 "The nub of Nordic's argument is that the substance of the Transition Rules was verbally released to the industry on the morning of 2 August, and that Bayoil could and should have acted on them at that time instead of waiting until they were formally published the following day; also, that Customs would have permitted the cargo to be discharged into sealed shore tanks or against the posting of security. To support its argument, Nordic points to Coastal Corporation's lighterage of the HELLESPONT DIGNITY from the STBL BERGE BANKER, Bayoil's own handling of the METEORA lighterage from the STBL KATE MAERSK and to assertions that Customs were verbally authorized to allow discharge of the affected cargoes into sealed shore tanks and that Customs would have permitted this on Friday, 3 August.
 "If discharge into sealed storage tanks was a possibility which Customs would accept, and something Bayoil should have pursued, where would this have been done and what terminal would have been willing to accept the cargo in sealed tanks? The evidence is that Fina, Sun and Amoco were unwilling to accept cargo in sealed tanks for obvious reasons. There was no way anyone could predict at that time just how long the crude would be tied up in those tanks. Nordic argues there was such an agreement for the THORAAS to discharge into sealed tanks at Fina but we don't believe the evidence supports Nordic's position.

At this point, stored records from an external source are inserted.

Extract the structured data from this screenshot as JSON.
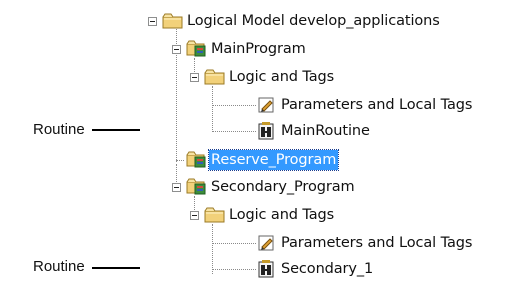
{
  "tree": {
    "root": {
      "label": "Logical Model develop_applications",
      "icon": "folder-icon"
    },
    "main_program": {
      "label": "MainProgram",
      "icon": "program-icon",
      "logic_folder": {
        "label": "Logic and Tags",
        "icon": "folder-icon"
      },
      "parameters": {
        "label": "Parameters and Local Tags",
        "icon": "tag-document-icon"
      },
      "routine": {
        "label": "MainRoutine",
        "icon": "routine-icon"
      }
    },
    "reserve_program": {
      "label": "Reserve_Program",
      "icon": "program-icon",
      "selected": true
    },
    "secondary_program": {
      "label": "Secondary_Program",
      "icon": "program-icon",
      "logic_folder": {
        "label": "Logic and Tags",
        "icon": "folder-icon"
      },
      "parameters": {
        "label": "Parameters and Local Tags",
        "icon": "tag-document-icon"
      },
      "routine": {
        "label": "Secondary_1",
        "icon": "routine-icon"
      }
    }
  },
  "callouts": [
    {
      "label": "Routine"
    },
    {
      "label": "Routine"
    }
  ],
  "colors": {
    "selection": "#3399ff",
    "folder": "#f2d17a",
    "arrow": "#000000"
  }
}
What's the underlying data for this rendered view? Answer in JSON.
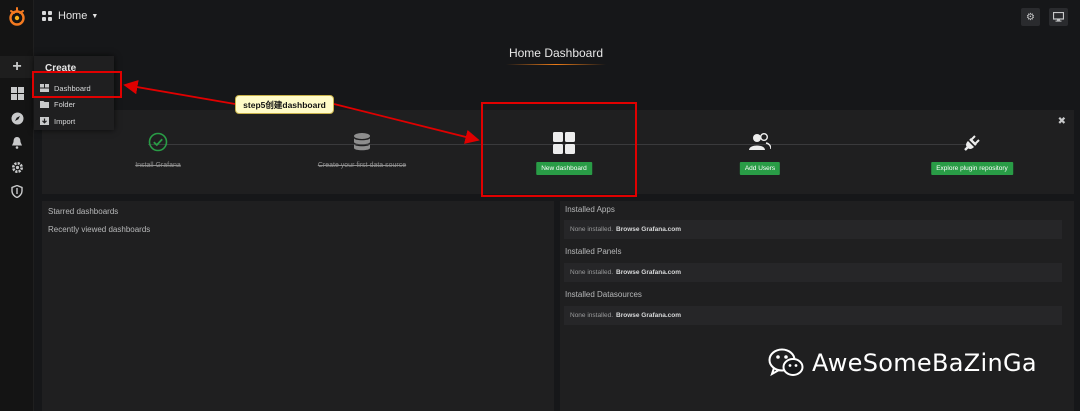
{
  "topbar": {
    "home_label": "Home"
  },
  "dashboard": {
    "title": "Home Dashboard"
  },
  "create_menu": {
    "title": "Create",
    "items": [
      {
        "label": "Dashboard"
      },
      {
        "label": "Folder"
      },
      {
        "label": "Import"
      }
    ]
  },
  "getting_started": {
    "steps": [
      {
        "label": "Install Grafana",
        "done": true
      },
      {
        "label": "Create your first data source",
        "done": true
      },
      {
        "label": "New dashboard",
        "done": false
      },
      {
        "label": "Add Users",
        "done": false
      },
      {
        "label": "Explore plugin repository",
        "done": false
      }
    ]
  },
  "left_panel": {
    "starred": "Starred dashboards",
    "recent": "Recently viewed dashboards"
  },
  "right_panel": {
    "sections": [
      {
        "title": "Installed Apps",
        "text": "None installed.",
        "link": "Browse Grafana.com"
      },
      {
        "title": "Installed Panels",
        "text": "None installed.",
        "link": "Browse Grafana.com"
      },
      {
        "title": "Installed Datasources",
        "text": "None installed.",
        "link": "Browse Grafana.com"
      }
    ]
  },
  "annotation": {
    "callout": "step5创建dashboard"
  },
  "watermark": {
    "text": "AweSomeBaZinGa"
  },
  "colors": {
    "accent": "#eb7b18",
    "success": "#299c46",
    "annotation": "#e00000"
  }
}
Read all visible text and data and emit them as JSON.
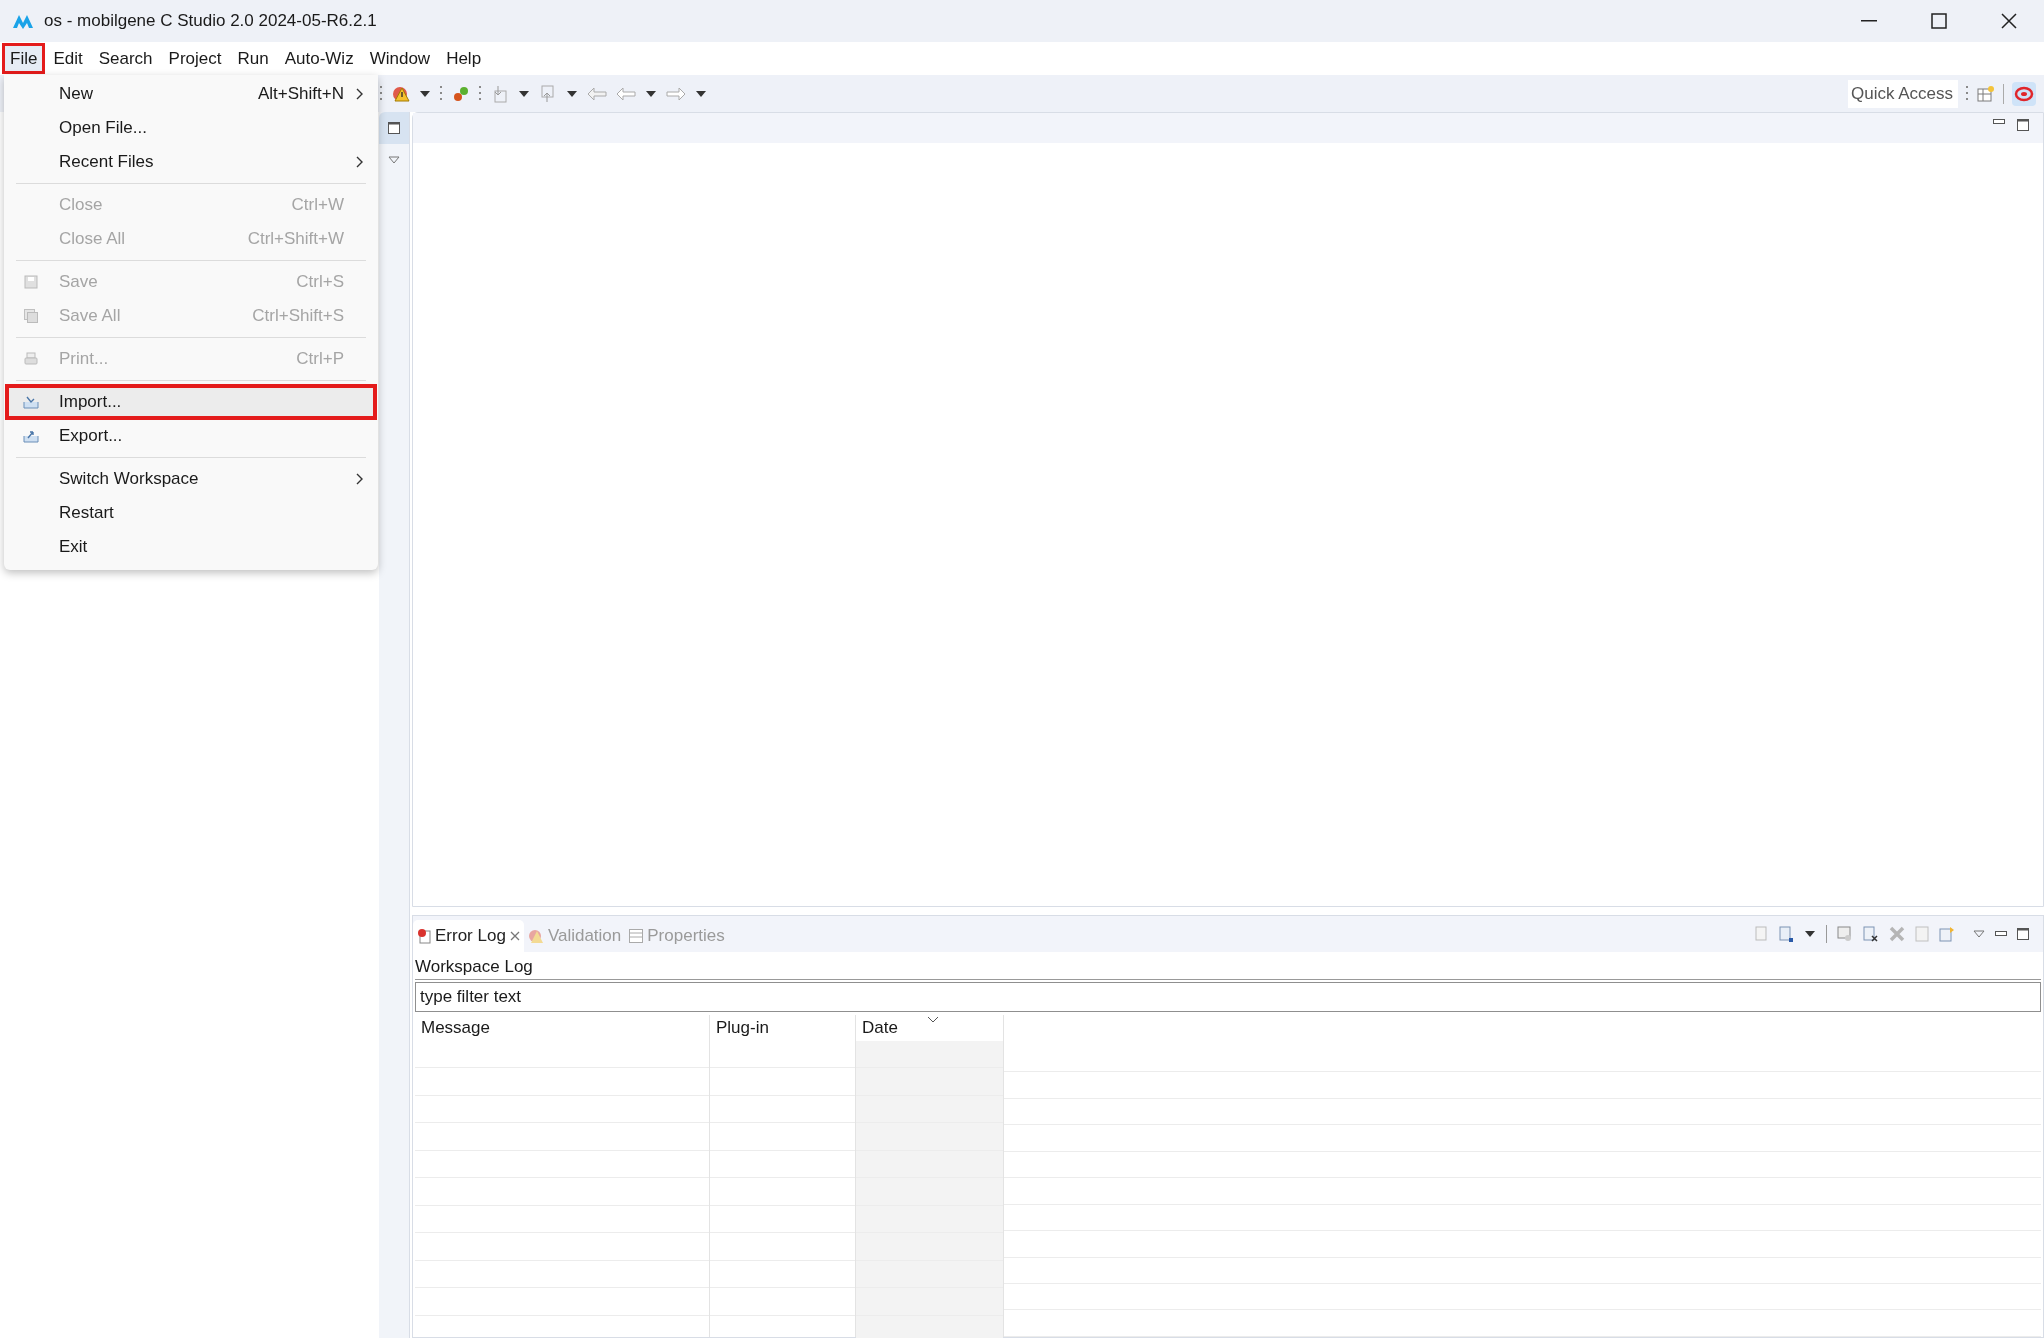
{
  "window": {
    "title": "os - mobilgene C Studio 2.0 2024-05-R6.2.1"
  },
  "menu_bar": [
    {
      "label": "File",
      "open": true,
      "annotated": true
    },
    {
      "label": "Edit",
      "open": false,
      "annotated": false
    },
    {
      "label": "Search",
      "open": false,
      "annotated": false
    },
    {
      "label": "Project",
      "open": false,
      "annotated": false
    },
    {
      "label": "Run",
      "open": false,
      "annotated": false
    },
    {
      "label": "Auto-Wiz",
      "open": false,
      "annotated": false
    },
    {
      "label": "Window",
      "open": false,
      "annotated": false
    },
    {
      "label": "Help",
      "open": false,
      "annotated": false
    }
  ],
  "file_menu": [
    {
      "kind": "item",
      "label": "New",
      "shortcut": "Alt+Shift+N",
      "submenu": true,
      "disabled": false,
      "annotated": false
    },
    {
      "kind": "item",
      "label": "Open File...",
      "submenu": false,
      "disabled": false,
      "annotated": false
    },
    {
      "kind": "item",
      "label": "Recent Files",
      "submenu": true,
      "disabled": false,
      "annotated": false
    },
    {
      "kind": "separator"
    },
    {
      "kind": "item",
      "label": "Close",
      "shortcut": "Ctrl+W",
      "submenu": false,
      "disabled": true,
      "annotated": false
    },
    {
      "kind": "item",
      "label": "Close All",
      "shortcut": "Ctrl+Shift+W",
      "submenu": false,
      "disabled": true,
      "annotated": false
    },
    {
      "kind": "separator"
    },
    {
      "kind": "item",
      "label": "Save",
      "shortcut": "Ctrl+S",
      "submenu": false,
      "disabled": true,
      "annotated": false
    },
    {
      "kind": "item",
      "label": "Save All",
      "shortcut": "Ctrl+Shift+S",
      "submenu": false,
      "disabled": true,
      "annotated": false
    },
    {
      "kind": "separator"
    },
    {
      "kind": "item",
      "label": "Print...",
      "shortcut": "Ctrl+P",
      "submenu": false,
      "disabled": true,
      "annotated": false
    },
    {
      "kind": "separator"
    },
    {
      "kind": "item",
      "label": "Import...",
      "submenu": false,
      "disabled": false,
      "annotated": true
    },
    {
      "kind": "item",
      "label": "Export...",
      "submenu": false,
      "disabled": false,
      "annotated": false
    },
    {
      "kind": "separator"
    },
    {
      "kind": "item",
      "label": "Switch Workspace",
      "submenu": true,
      "disabled": false,
      "annotated": false
    },
    {
      "kind": "item",
      "label": "Restart",
      "submenu": false,
      "disabled": false,
      "annotated": false
    },
    {
      "kind": "item",
      "label": "Exit",
      "submenu": false,
      "disabled": false,
      "annotated": false
    }
  ],
  "quick_access": {
    "placeholder": "Quick Access"
  },
  "bottom_panel": {
    "tabs": [
      {
        "label": "Error Log",
        "selected": true,
        "closable": true
      },
      {
        "label": "Validation",
        "selected": false,
        "closable": false
      },
      {
        "label": "Properties",
        "selected": false,
        "closable": false
      }
    ],
    "log_title": "Workspace Log",
    "filter": {
      "value": "type filter text"
    },
    "table": {
      "columns": [
        {
          "label": "Message",
          "sorted": false
        },
        {
          "label": "Plug-in",
          "sorted": false
        },
        {
          "label": "Date",
          "sorted": true
        }
      ]
    }
  }
}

 "Summarizing the above, the panel concludes the Executive Order prohibited by law the discharge and importation of Iraqi and Kuwaiti cargoes into the United States and that this prohibition temporarily reduced Bayoil's ability to perform under the Lightering Contracts. OFAC intended to review each shipment on a case-by-case basis, and obviously they had the right to be flexible in their judgment, but we see no evidence to suggest sealed shore tanks were a viable possibility. Nor do we agree that it would make any sort of commercial sense to expect Bayoil to possibly pay twice for the same cargo by requiring that it pay the purchase price into a blocked account. We note Nordic's argument that Nordic should not be penalized because Bayoil elected to pay by irrevocable letter of credit through a Swiss bank in Geneva instead of maintaining an open account. This sort of letter of credit arrangement is hardly unusual and perhaps expectable when trading with foreign government agencies.
 "Nordic further argues that Part I, Clause MM 4 is the operative charter provision to determine overtime, therefore, if the panel concludes the Executive Order was a force majeure or restraint of prince, it should not look 131 to apply this finding to General Exception Clause 19. Clause 19 is contained in Part II, and Nordic contends the charter preamble expressly provides that Part I prevails over Part II in the event of a conflict. However, Part I Clause MM 4 does not read the way Nordic suggests.
 "The Clause does not touch upon restraint of princes or force majeure, nor may one read those events into the Clause under the heading '...for any other reason beyond Owners control...'. At best, Nordic's argument raises a possible ambiguity if one reads the charter provisions together, therefore, any ambiguity would have to be construed against the drafter of the contract, Nordic in this case. The panel concludes Clause 19 is the effective Clause and that it affords Bayoil the right to temporarily suspend performance in accordance with the Executive Order.